I feel that the nasal spray I use now has made no change and I still feel I have trouble breathing and having a runny nose randomly and have headaches. I don't want to deal with medication my whole life so Is it better getting surgery done?
If Prescribed Nasal Spray Doesn't Work, Am I Eligible for Septoplasty? (I Have a Deviated Septum)
Doctor Answers 3
Septoplasty to improve your breathing
A thorough intranasal exam by an ENT can help determine if septoplasty will help your nasal airflow.
1. with regards to your breathing, considerations that will be better elucidated with examination will be structure of your septum, size and architecture of your inferior turbinates (you may benefit from a turbinate reduction at the time of septoplasty.
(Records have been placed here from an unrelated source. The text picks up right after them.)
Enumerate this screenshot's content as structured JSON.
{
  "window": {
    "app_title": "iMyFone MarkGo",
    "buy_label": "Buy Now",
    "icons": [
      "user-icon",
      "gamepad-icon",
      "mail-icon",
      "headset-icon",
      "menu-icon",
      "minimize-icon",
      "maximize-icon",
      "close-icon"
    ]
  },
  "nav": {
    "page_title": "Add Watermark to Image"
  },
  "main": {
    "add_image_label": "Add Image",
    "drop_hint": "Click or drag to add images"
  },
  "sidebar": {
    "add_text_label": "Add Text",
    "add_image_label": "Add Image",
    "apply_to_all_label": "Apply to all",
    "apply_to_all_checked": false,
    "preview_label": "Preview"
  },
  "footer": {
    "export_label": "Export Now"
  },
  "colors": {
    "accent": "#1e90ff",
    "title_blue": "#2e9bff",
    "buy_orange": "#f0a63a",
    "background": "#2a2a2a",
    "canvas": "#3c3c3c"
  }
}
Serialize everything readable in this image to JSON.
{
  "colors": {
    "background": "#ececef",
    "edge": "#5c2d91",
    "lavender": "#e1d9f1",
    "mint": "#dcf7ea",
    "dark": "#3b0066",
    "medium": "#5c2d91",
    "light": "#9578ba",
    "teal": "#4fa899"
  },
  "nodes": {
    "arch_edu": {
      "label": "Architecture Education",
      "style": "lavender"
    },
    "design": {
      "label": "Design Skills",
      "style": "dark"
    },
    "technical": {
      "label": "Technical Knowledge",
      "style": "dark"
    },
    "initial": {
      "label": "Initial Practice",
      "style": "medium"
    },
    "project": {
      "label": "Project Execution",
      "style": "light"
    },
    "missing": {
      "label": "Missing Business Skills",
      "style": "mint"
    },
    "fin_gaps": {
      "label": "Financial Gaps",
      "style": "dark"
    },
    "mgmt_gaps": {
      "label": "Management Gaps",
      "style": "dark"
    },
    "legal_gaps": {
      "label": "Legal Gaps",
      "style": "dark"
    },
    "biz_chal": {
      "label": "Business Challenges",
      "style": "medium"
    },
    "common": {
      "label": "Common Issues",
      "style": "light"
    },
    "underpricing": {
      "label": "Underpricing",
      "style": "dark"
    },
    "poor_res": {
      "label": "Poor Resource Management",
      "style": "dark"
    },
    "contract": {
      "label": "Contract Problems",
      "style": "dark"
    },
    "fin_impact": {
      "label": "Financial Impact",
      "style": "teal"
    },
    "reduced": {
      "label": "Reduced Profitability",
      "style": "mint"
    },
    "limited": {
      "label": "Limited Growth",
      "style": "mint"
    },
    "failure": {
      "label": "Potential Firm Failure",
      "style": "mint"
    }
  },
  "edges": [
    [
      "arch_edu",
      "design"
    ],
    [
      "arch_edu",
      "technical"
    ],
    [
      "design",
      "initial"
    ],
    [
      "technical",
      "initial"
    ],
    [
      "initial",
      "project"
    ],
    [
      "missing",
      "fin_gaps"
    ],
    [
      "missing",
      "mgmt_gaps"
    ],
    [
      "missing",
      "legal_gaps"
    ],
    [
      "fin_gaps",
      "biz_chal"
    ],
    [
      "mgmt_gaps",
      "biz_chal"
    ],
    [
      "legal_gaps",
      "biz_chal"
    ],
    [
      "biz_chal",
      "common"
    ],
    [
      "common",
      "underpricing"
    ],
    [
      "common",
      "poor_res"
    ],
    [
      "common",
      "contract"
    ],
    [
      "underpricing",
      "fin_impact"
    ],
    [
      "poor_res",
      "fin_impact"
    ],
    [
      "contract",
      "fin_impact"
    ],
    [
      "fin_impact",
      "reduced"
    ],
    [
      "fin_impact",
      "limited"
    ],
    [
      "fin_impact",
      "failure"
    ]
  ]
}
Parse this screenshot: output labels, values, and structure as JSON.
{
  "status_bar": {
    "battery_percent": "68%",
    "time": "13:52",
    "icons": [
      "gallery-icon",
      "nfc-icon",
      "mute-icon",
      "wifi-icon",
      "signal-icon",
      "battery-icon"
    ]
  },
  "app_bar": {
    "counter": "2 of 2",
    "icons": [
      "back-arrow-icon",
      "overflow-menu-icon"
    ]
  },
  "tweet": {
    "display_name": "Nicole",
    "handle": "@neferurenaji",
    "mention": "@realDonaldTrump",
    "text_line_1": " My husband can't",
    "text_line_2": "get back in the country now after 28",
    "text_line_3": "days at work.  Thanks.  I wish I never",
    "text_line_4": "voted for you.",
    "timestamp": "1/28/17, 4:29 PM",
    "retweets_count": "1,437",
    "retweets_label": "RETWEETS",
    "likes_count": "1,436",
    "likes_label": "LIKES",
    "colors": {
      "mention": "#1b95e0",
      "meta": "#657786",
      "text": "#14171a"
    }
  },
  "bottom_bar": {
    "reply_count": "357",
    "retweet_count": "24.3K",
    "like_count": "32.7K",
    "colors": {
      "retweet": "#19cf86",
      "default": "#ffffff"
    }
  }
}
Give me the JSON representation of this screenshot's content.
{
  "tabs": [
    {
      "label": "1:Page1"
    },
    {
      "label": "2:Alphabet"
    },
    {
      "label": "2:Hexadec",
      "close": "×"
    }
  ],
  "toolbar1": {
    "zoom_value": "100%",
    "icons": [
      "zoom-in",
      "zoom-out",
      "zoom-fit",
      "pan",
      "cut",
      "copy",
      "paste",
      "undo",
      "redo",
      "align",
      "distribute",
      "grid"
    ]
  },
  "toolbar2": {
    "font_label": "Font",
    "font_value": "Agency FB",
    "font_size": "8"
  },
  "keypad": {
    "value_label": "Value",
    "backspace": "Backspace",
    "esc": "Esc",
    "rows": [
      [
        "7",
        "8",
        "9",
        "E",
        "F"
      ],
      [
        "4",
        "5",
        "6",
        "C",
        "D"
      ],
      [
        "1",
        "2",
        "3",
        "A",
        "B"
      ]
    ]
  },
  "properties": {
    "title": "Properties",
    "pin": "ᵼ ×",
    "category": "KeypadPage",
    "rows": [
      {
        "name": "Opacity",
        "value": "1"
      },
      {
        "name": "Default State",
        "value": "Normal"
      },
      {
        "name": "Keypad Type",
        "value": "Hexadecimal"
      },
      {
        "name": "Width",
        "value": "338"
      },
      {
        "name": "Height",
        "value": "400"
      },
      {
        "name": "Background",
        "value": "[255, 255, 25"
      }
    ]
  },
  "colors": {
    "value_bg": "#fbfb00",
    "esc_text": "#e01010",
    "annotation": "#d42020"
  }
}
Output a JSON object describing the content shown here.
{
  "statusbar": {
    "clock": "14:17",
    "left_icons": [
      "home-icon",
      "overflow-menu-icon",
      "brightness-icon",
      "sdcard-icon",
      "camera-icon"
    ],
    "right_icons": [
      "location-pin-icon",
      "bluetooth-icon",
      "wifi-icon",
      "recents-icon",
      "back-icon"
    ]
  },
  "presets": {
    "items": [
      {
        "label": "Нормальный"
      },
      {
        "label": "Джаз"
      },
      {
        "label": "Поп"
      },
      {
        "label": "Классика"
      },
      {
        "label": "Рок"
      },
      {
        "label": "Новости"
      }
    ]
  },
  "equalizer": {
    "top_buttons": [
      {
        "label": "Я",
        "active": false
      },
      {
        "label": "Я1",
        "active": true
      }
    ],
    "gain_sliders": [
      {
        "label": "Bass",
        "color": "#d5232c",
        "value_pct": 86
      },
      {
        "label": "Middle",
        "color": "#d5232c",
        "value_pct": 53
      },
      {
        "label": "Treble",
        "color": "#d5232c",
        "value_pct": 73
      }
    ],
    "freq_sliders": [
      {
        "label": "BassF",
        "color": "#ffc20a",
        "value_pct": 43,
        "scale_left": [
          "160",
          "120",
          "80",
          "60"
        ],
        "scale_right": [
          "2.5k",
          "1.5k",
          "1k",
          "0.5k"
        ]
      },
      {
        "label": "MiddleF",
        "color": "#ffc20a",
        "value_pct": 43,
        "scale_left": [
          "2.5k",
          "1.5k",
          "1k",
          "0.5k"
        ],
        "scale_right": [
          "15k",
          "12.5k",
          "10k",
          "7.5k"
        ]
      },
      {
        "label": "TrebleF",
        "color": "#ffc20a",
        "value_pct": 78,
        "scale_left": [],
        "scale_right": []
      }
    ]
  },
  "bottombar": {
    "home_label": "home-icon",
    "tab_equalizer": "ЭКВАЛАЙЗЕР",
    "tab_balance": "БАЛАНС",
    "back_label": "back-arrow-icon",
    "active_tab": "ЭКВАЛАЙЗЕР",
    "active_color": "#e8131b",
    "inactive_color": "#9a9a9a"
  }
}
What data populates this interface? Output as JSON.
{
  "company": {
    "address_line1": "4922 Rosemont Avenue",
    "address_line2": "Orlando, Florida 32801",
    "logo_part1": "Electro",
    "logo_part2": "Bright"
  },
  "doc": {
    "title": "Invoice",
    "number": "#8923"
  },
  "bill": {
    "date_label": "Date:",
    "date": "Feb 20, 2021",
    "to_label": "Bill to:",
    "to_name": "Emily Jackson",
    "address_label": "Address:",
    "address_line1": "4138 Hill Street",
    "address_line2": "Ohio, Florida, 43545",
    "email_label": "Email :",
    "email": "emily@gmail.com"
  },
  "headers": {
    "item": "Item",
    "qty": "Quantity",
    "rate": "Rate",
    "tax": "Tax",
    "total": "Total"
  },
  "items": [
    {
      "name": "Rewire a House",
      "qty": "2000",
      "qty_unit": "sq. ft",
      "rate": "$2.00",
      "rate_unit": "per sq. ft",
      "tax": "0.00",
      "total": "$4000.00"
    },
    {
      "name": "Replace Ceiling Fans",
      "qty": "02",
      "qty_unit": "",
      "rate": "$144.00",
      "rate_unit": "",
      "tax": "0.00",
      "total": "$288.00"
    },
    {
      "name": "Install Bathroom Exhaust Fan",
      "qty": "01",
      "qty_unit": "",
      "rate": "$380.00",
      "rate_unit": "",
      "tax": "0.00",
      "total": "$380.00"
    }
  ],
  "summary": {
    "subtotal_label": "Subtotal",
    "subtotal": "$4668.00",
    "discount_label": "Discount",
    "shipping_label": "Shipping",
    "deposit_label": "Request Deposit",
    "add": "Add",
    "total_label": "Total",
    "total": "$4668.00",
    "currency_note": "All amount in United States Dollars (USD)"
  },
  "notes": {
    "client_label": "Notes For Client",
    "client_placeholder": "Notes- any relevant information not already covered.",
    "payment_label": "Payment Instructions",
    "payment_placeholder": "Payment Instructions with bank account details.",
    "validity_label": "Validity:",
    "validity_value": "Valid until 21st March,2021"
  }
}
2. with regards to your runny nose, you should be evaluated to see if allergies have a role in your breathing and rhinorrhea. Surgery will not alleviate allergic symptoms, but it can help create a larger, more open nasal airway that can better tolerate the small amount of intranasal swelling that comes with allergies.
3. with regards to your headaches, nasal obstruction (from some combination of deviated septum and/or inferior turbinate hypertrophy, plus or minus allergies) may be contributing to your headache, but it is important to rule out sinusitis as a cause of your headaches prior to surgery. Your ENT may want to do a CT scan of the sinuses prior to scheduling surgery. If you should need sinus surgery, everything could be done at once.
Septoplasty for failed medical therapy
It is important to try medical therapy first before undergoing surgery improved airflow dynamics through the nose. A septoplasty will not help with a runny nose, that is usually due to allergies. Headaches can be coming from many different sources including chronic sinus disease and a CAT scan of the paranasal sinuses will make the diagnosis.
Septoplasty can help with breathing
If medicated nasal steroid sprays are not helping, you may be a candidate for septoplasty. Please see your nasal specialist and have them examine your septum for deviations that may be causing the problem. You also may have large turbinates that are obstructing the airflow.
If you can benefit from surgery, you may not need steroid sprays after surgery.
Runny nose and headache may be a sign of rhinitis or sinusitis that your nasal specialist should evaluate.